**Your objective**: Repeat the listing that follows, character for character, minus the pictures.

**Input data**:
'''

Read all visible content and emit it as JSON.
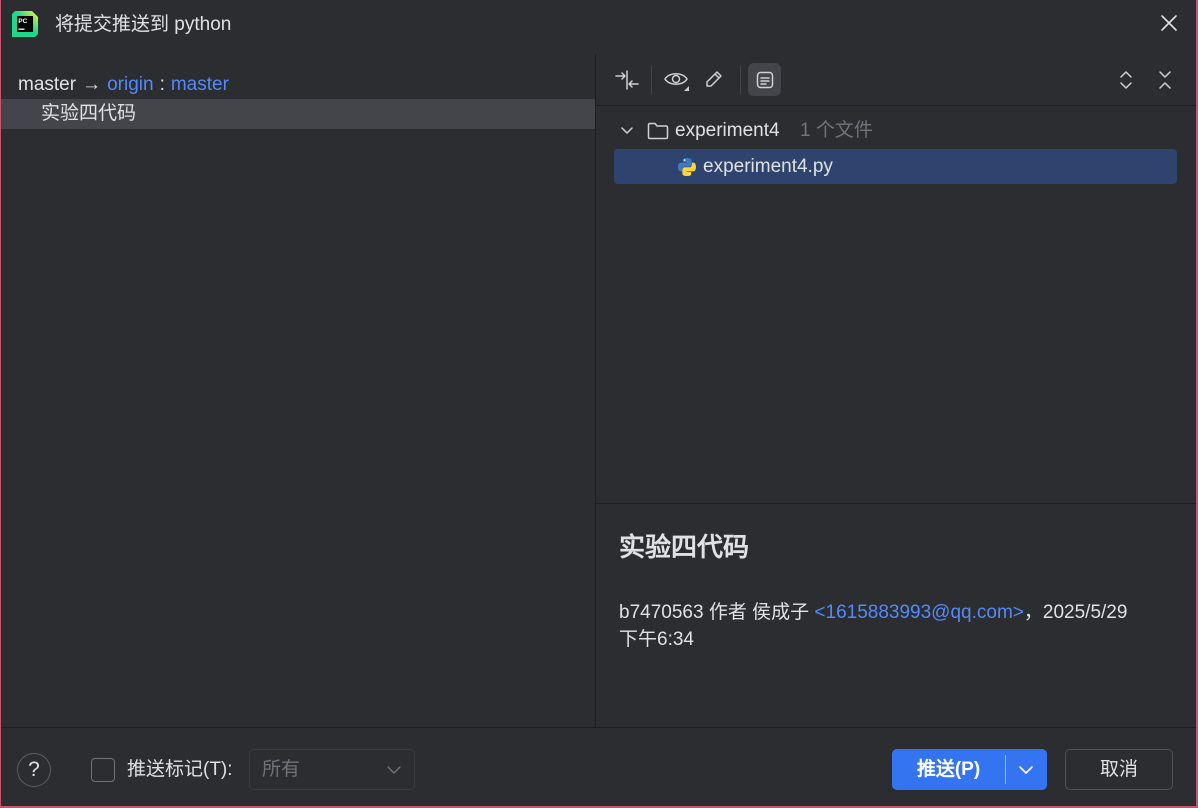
{
  "window": {
    "title": "将提交推送到 python",
    "logo_text": "PC"
  },
  "left_panel": {
    "branch": {
      "local": "master",
      "arrow": "→",
      "remote": "origin",
      "separator": ":",
      "remote_branch": "master"
    },
    "commits": [
      {
        "message": "实验四代码",
        "selected": true
      }
    ]
  },
  "toolbar": {
    "left_icons": [
      "show-diff-icon",
      "eye-icon",
      "edit-pencil-icon",
      "commit-details-icon"
    ],
    "right_icons": [
      "expand-all-icon",
      "collapse-all-icon"
    ],
    "active_icon": "commit-details-icon"
  },
  "changes_tree": {
    "folder": {
      "name": "experiment4",
      "file_count": "1 个文件",
      "expanded": true
    },
    "files": [
      {
        "name": "experiment4.py",
        "icon": "python-file-icon",
        "selected": true
      }
    ]
  },
  "commit_details": {
    "subject": "实验四代码",
    "hash": "b7470563",
    "author_label": "作者",
    "author": "侯成子",
    "email": "<1615883993@qq.com>",
    "separator": "，",
    "date": "2025/5/29",
    "time": "下午6:34"
  },
  "footer": {
    "help_label": "?",
    "push_tags_label": "推送标记(T):",
    "push_tags_checked": false,
    "tags_option": "所有",
    "tags_option_enabled": false,
    "push_button_label": "推送(P)",
    "cancel_button_label": "取消"
  },
  "colors": {
    "background": "#2b2d30",
    "text": "#dfe1e5",
    "muted_text": "#6f737a",
    "link": "#548af7",
    "accent": "#3574f0",
    "row_selected": "#43454a",
    "file_selected": "#2e436e",
    "window_border": "#c9546d"
  }
}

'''

**Solution for this exercise**:
Read all visible content and emit it as JSON.
{
  "window": {
    "title": "将提交推送到 python",
    "logo_text": "PC"
  },
  "left_panel": {
    "branch": {
      "local": "master",
      "arrow": "→",
      "remote": "origin",
      "separator": ":",
      "remote_branch": "master"
    },
    "commits": [
      {
        "message": "实验四代码",
        "selected": true
      }
    ]
  },
  "toolbar": {
    "left_icons": [
      "show-diff-icon",
      "eye-icon",
      "edit-pencil-icon",
      "commit-details-icon"
    ],
    "right_icons": [
      "expand-all-icon",
      "collapse-all-icon"
    ],
    "active_icon": "commit-details-icon"
  },
  "changes_tree": {
    "folder": {
      "name": "experiment4",
      "file_count": "1 个文件",
      "expanded": true
    },
    "files": [
      {
        "name": "experiment4.py",
        "icon": "python-file-icon",
        "selected": true
      }
    ]
  },
  "commit_details": {
    "subject": "实验四代码",
    "hash": "b7470563",
    "author_label": "作者",
    "author": "侯成子",
    "email": "<1615883993@qq.com>",
    "separator": "，",
    "date": "2025/5/29",
    "time": "下午6:34"
  },
  "footer": {
    "help_label": "?",
    "push_tags_label": "推送标记(T):",
    "push_tags_checked": false,
    "tags_option": "所有",
    "tags_option_enabled": false,
    "push_button_label": "推送(P)",
    "cancel_button_label": "取消"
  },
  "colors": {
    "background": "#2b2d30",
    "text": "#dfe1e5",
    "muted_text": "#6f737a",
    "link": "#548af7",
    "accent": "#3574f0",
    "row_selected": "#43454a",
    "file_selected": "#2e436e",
    "window_border": "#c9546d"
  }
}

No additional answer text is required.